“In the years before David and I married, Oma often welcomed me at her apartment to learn how to make traditional Mennonite dishes like rouladen and meatbuns. See, I had asked for her recipes, but they weren’t written down. So we spent countless hours in her small kitchen, warmed by the overworked oven, and I think she considered it her duty to ensure David was fed well! Because of her, we put a mixer on our registry with a meat grinding attachment!
It was on those formative occasions that Oma shared her stories – escaping from Russia as a young girl during the war, sleeping in fields, and begging for bits of scraps from soldiers. And at the same time, despite her lived pain and turmoil, she tried in her way, to point out God’s goodness. I was writing down measurements, while her words were writing themselves into doses about God’s faithfulness in my own life.

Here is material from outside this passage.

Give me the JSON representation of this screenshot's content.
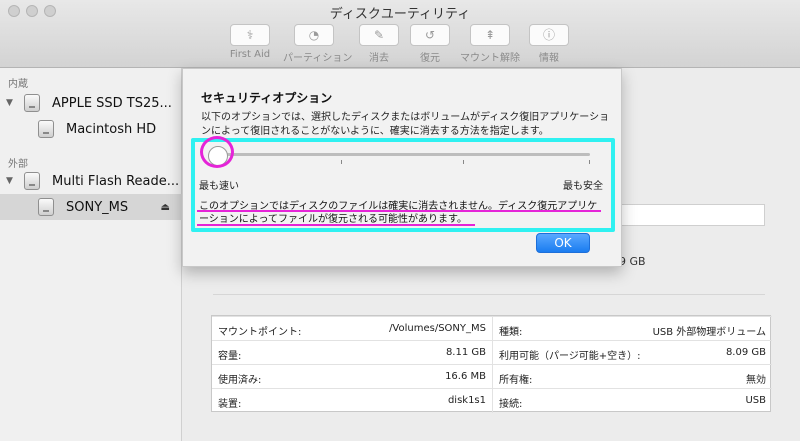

When David and I had our own sons, we named them in honour of her birthplace – Yuri, which is a common form of George in Russia means “Light of God” in Hebrew and Lev – which is Russian for Lion means “Heart” in Hebrew. When they were toddlers, she used to wrap a swaddle blanket under their armpits, holding a corner in each hand behind their back and walk them to see neighbors down the hall. Soon enough, they were running up and down the whole floor and she would hide around the corner waiting to surprise them. Giggles galore.
Eventually, the baking sessions moved to our house and also included the boys. It was not that long ago that they were officially sanctioned meatbun makers by Oma. She loved baking, but even more, she loved giving it all away. She pulled staples out of our hardwood floor when we were renovating, she cleaned my house when I was at work, and babysat for us often. Most recently, the day before she would have dinner with us, she would call to remind me to put a load of laundry in so that she would have something to fold and iron when she came over.

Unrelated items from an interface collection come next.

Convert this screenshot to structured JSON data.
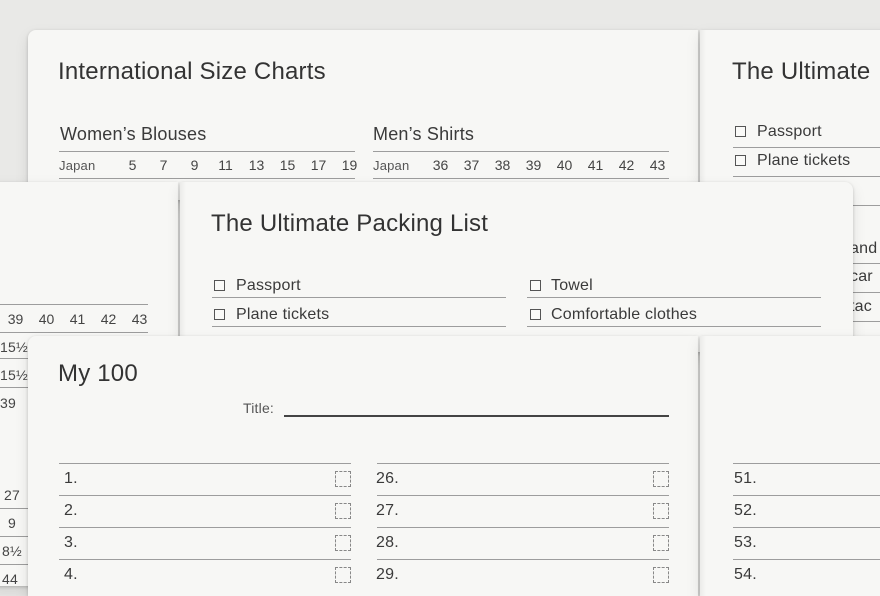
{
  "size_card": {
    "title": "International Size Charts",
    "womens": {
      "heading": "Women’s Blouses",
      "row_label": "Japan",
      "values": [
        "5",
        "7",
        "9",
        "11",
        "13",
        "15",
        "17",
        "19"
      ]
    },
    "mens": {
      "heading": "Men’s Shirts",
      "row_label": "Japan",
      "values": [
        "36",
        "37",
        "38",
        "39",
        "40",
        "41",
        "42",
        "43"
      ]
    }
  },
  "packing_card_right": {
    "title": "The Ultimate",
    "items": [
      "Passport",
      "Plane tickets"
    ],
    "cut_fragments": [
      "and",
      "car",
      "tac"
    ]
  },
  "left_card": {
    "values": [
      "39",
      "40",
      "41",
      "42",
      "43"
    ],
    "column_fragments": [
      "15½",
      "15½",
      "39",
      "27",
      "9",
      "8½",
      "44"
    ]
  },
  "packing_card": {
    "title": "The Ultimate Packing List",
    "left_items": [
      "Passport",
      "Plane tickets"
    ],
    "right_items": [
      "Towel",
      "Comfortable clothes"
    ]
  },
  "my100_card": {
    "title": "My 100",
    "title_field_label": "Title:",
    "col1": [
      "1.",
      "2.",
      "3.",
      "4."
    ],
    "col2": [
      "26.",
      "27.",
      "28.",
      "29."
    ],
    "col3": [
      "51.",
      "52.",
      "53.",
      "54."
    ]
  }
}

A few weeks ago, Oma gave me her mother’s obituary, as though she didn’t want her history to be lost. She was thinking about what she would leave behind – but we know that her story has not ended here. Our boys tell proudly of the origin of their names, and we know the caretakers, whom she affectionately called “those nice Janzen boys” were always so good to her. We have seen God’s work through her children – Henry’s steadfastness, Harry’s empathy, Herb’s peacemaking, Connnie’s perseverance, and Dave’s hugs.

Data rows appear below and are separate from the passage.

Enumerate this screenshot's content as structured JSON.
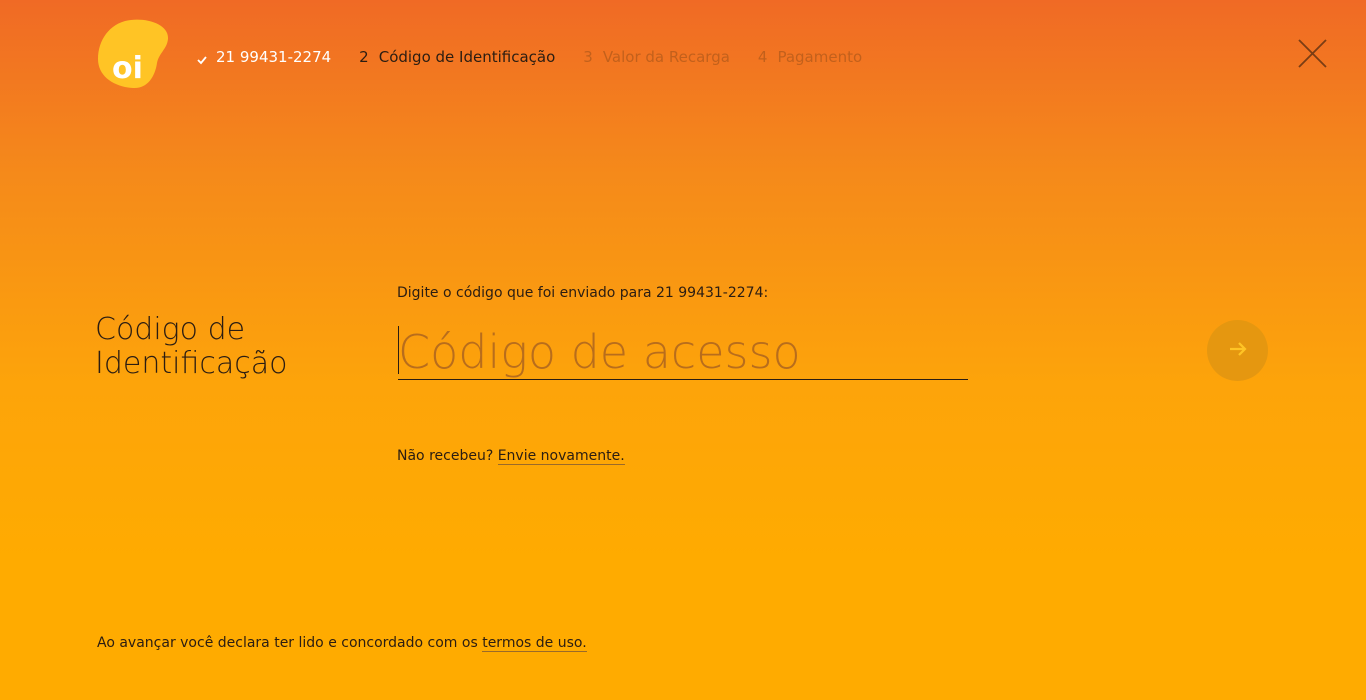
{
  "brand": {
    "logo_text": "oi"
  },
  "steps": [
    {
      "number": "",
      "label": "21 99431-2274",
      "state": "done",
      "icon": "check-icon"
    },
    {
      "number": "2",
      "label": "Código de Identificação",
      "state": "current"
    },
    {
      "number": "3",
      "label": "Valor da Recarga",
      "state": "pending"
    },
    {
      "number": "4",
      "label": "Pagamento",
      "state": "pending"
    }
  ],
  "header": {
    "close_icon": "close-icon"
  },
  "main": {
    "section_title": "Código de Identificação",
    "prompt": "Digite o código que foi enviado para 21 99431-2274:",
    "code_input": {
      "value": "",
      "placeholder": "Código de acesso"
    },
    "next_button_icon": "arrow-right-icon",
    "resend_text": "Não recebeu?",
    "resend_link": "Envie novamente."
  },
  "footer": {
    "terms_text": "Ao avançar você declara ter lido e concordado com os",
    "terms_link": "termos de uso."
  },
  "colors": {
    "gradient_top": "#f06a25",
    "gradient_bottom": "#ffab00",
    "text": "#2b1d12",
    "logo_yellow": "#ffc425",
    "next_button": "#e59710"
  }
}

Oma was a doer. We used to joke that she had more energy than we did, though she sometimes admitted to being “all puckered out.” We also wondered if her running high normal had protected her and helped her even, to defy her prognosis. Then, all of a sudden, I was sitting late with Oma through some of her rawest emotions. She just wanted to go home. It’s not lost on me that she came to her final rest just after Labour day – she knew what it meant to labour. Ironically, my own to-dos had gotten in the way of calling her just one more time. By the next morning, while my mental checklist was complete, so was her earthly race. Perhaps it was my final lesson from her – be productive in serving others, not in your selfish ambition. As I sat in my kitchen, I remembered her hot little apartment when she used to pass me a ball of dough and tell me that soon I would learn to bake by feel. I had been writing down hallowed recipes for making, but she was handing out hard-won recipes for sharing, for living. She stumbled at times, but now she has run wildly into the forgiving arms of Jesus and we are grateful for the time she was gifted to us.”
Those are the words I said at her funeral.
But two years ago, Oma read from her journal on healing and forgiveness. And at just the right time, when our family is struggling with reconciliation, she had just the right words for us from hard-won lessons in relationships.
This is what she preached at her own funeral: